to learn what words mean.
Honestly, did people ever say, "Fracas?" Can't we stick with "rumpus" or "donnybrook?"
I propose a major-market (presumably weekly) version of that older style of writing, complete with old-fashioned advertisements to support.
Staff writers would, of course, have to wear fedoras or similarly-dated hats. And suspenders.
Odds are this wouldn't fly on its own. It might perhaps be far more enjoyable to simply see articles written in an older style inserted into modern papers.
Immediately after a dryly-worded article on the local sewer gas tragedy, an article ending with, "even his staunchest detractors could never challenge his wisdom in the matters of matrimony!" about a political figure's allowing his wife to rein him in.
I would probably pay extra just to see the word "vouchsafe" in print.
Sample paper from Atlanta, 1890
[shapu, Jan 12 2008]
A different take on the idea
[normzone, Jan 13 2008]
||Does bringing back things from the past really count as a new half-baked invention?
||I'll email the word "vouchsafe" to you as many times as you'd like if you pay me for it.
||The Times is written in a thoroughly modern style.

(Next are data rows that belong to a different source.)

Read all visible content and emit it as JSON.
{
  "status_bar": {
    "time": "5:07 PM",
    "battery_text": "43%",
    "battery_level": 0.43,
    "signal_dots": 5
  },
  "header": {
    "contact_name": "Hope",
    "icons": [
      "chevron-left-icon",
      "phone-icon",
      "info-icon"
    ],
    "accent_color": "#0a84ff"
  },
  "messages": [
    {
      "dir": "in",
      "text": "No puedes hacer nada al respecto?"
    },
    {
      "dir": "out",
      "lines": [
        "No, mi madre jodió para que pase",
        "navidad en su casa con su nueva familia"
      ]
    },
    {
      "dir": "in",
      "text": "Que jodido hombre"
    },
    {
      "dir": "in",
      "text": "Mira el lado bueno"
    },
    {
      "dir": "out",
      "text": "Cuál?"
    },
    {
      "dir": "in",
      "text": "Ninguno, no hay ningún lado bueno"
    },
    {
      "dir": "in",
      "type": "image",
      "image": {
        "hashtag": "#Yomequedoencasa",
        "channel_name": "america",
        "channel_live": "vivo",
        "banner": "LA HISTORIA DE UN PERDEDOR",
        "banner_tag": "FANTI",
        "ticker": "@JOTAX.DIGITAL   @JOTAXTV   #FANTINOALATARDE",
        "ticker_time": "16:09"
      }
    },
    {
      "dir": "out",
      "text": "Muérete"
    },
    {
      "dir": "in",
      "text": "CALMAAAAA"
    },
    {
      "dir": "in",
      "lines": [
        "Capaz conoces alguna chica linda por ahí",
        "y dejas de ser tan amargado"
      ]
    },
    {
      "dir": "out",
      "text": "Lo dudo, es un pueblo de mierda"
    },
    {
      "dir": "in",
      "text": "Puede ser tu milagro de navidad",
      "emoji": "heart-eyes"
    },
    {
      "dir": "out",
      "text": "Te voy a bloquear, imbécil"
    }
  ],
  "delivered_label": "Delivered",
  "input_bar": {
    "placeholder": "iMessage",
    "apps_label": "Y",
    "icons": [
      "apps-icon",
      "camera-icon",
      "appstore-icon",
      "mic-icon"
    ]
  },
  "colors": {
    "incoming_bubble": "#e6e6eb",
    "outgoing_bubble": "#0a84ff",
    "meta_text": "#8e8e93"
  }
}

I too would like to see newspapers written as they were so I give you my bun [+].
||Today's newspapers differ primarily in that they put a lot of twaddle between each fact. Hundred year old newspapers have a much higher fact per word ratio.
||v3: ah, no. If you actually read any old newspapers, you would find them just as cavalier, and often much more so, in substituting editorial opinion for fact. Indeed, newspaper coverage of the Civil War differs little from coverage of the Iraqi War, up to and including the constant allegations of Presidential incompetence. Only in one case would they appear to be correct.
||How about an online translator? At it's
minimum, it makes substitutions such as
"sex" > "intimate relations"; "cancer" >
"grave illness"; "spin" > "less than
impartial representation"; "previously" >
"heretofore" etc. A more advanced
version would restructure sentences.